Being with the dogs one on one confirmed that I definitely can’t work with animals directly, that I’m more of a behind the scenes animal welfare advocate. Just hearing their stories, seeing them stuck in this place, scared of you because of past trauma. Abandoned because they’re not perfect anymore, given up because they had a leg amputated, thrown away as they had a slight deformity, beaten as they were in the way, going to be killed as they were in the wrong place, or caged and frighted waiting to be eaten as meat. Seeing how happy they are to see you, how much they just want love and care, a human of their own love and be loved back, when you leave the gates for them to come with you and not be left behind. I’m far too sensitive to see it in the flesh. I found it pretty hard at times to keep it together, welling up even at the happier times, somehow that felt worse sometimes.
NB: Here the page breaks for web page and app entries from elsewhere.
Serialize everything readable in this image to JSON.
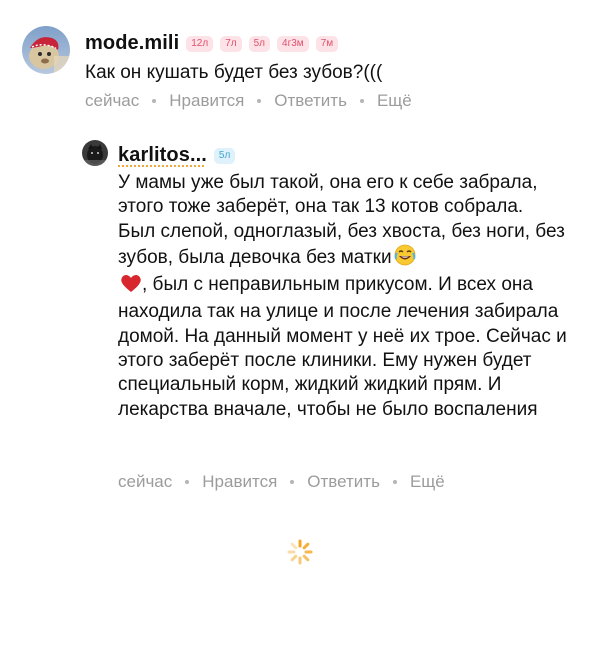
{
  "comments": [
    {
      "username": "mode.mili",
      "badges": [
        "12л",
        "7л",
        "5л",
        "4г3м",
        "7м"
      ],
      "text": "Как он кушать будет без зубов?(((",
      "time": "сейчас",
      "like_label": "Нравится",
      "reply_label": "Ответить",
      "more_label": "Ещё"
    },
    {
      "username": "karlitos...",
      "badges": [
        "5л"
      ],
      "paragraph1": "У мамы уже был такой, она его к себе забрала, этого тоже заберёт, она так 13 котов собрала.",
      "paragraph2_part1": "Был слепой, одноглазый, без хвоста, без ноги, без зубов, была девочка без матки",
      "emoji_laugh": "😂",
      "emoji_heart": "❤️",
      "paragraph2_part2": ", был с неправильным прикусом. И всех она находила так на улице и после лечения забирала домой. На данный момент у неё их трое. Сейчас и этого заберёт после клиники. Ему нужен будет специальный корм, жидкий жидкий прям. И лекарства вначале, чтобы не было воспаления",
      "time": "сейчас",
      "like_label": "Нравится",
      "reply_label": "Ответить",
      "more_label": "Ещё"
    }
  ],
  "icons": {
    "avatar1": "avatar-photo-red-bandana",
    "avatar2": "avatar-photo-dark",
    "loading": "loading-spinner-icon"
  },
  "colors": {
    "badge_pink_bg": "#fde3e7",
    "badge_pink_text": "#e0506c",
    "badge_blue_bg": "#dff2fb",
    "badge_blue_text": "#3ea6cf",
    "meta_text": "#9c9c9c",
    "spinner": "#f5a623"
  }
}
I walked the dogs, groomed them, and socialised with them. It doesn’t seem like much but it’s so vital for their success of being adopted. Some of them come in scared of people, and unless you work with them showing them that not all people are there to cause them harm, then they’ll never have a loving home. The work they do at BAWA is amazing, from taking them in, working with them behaviourally to ensure they turn into a happy dog.. Treating them for all manner of illnesses, making them fit and beautiful again! Like Ubi, she had 3 types of skin diseases and no one would have gone near her, but she was the most beautiful pup there for me. If you just looked at her the tail would start going and she would start stomping with excitement. It’s amazing to see the change in them over time. I was only there a short while compared to some volunteers but hearing how much they had overcome was so heart warming. And getting to see Janna (the three legged dog) adopted after a year and a half there was an awesome feeling.
It was testing and learning and rewarding all at once. If anyone is heading out to Bali or South East Asia, get in touch with them, or even if you’re not they can still use your help from overseas. They really need you. We all should do at least one good deed a day; whether you partake in volunteering like at BAWA, donate or raise money for a good cause, give food to someone without, or even just give praise and acknowledgement to someone who deserves it. Every little good deed can go a long way. I’ve massively appreciated a friendly smile from a stranger on some of my more miserable days. So many of us are in fortunate positions where it doesn’t take much to do something great for someone or something else. Sometimes it means stepping out of your comfort zone but that can only be a good thing! Well, they do say that the key to happiness is giving.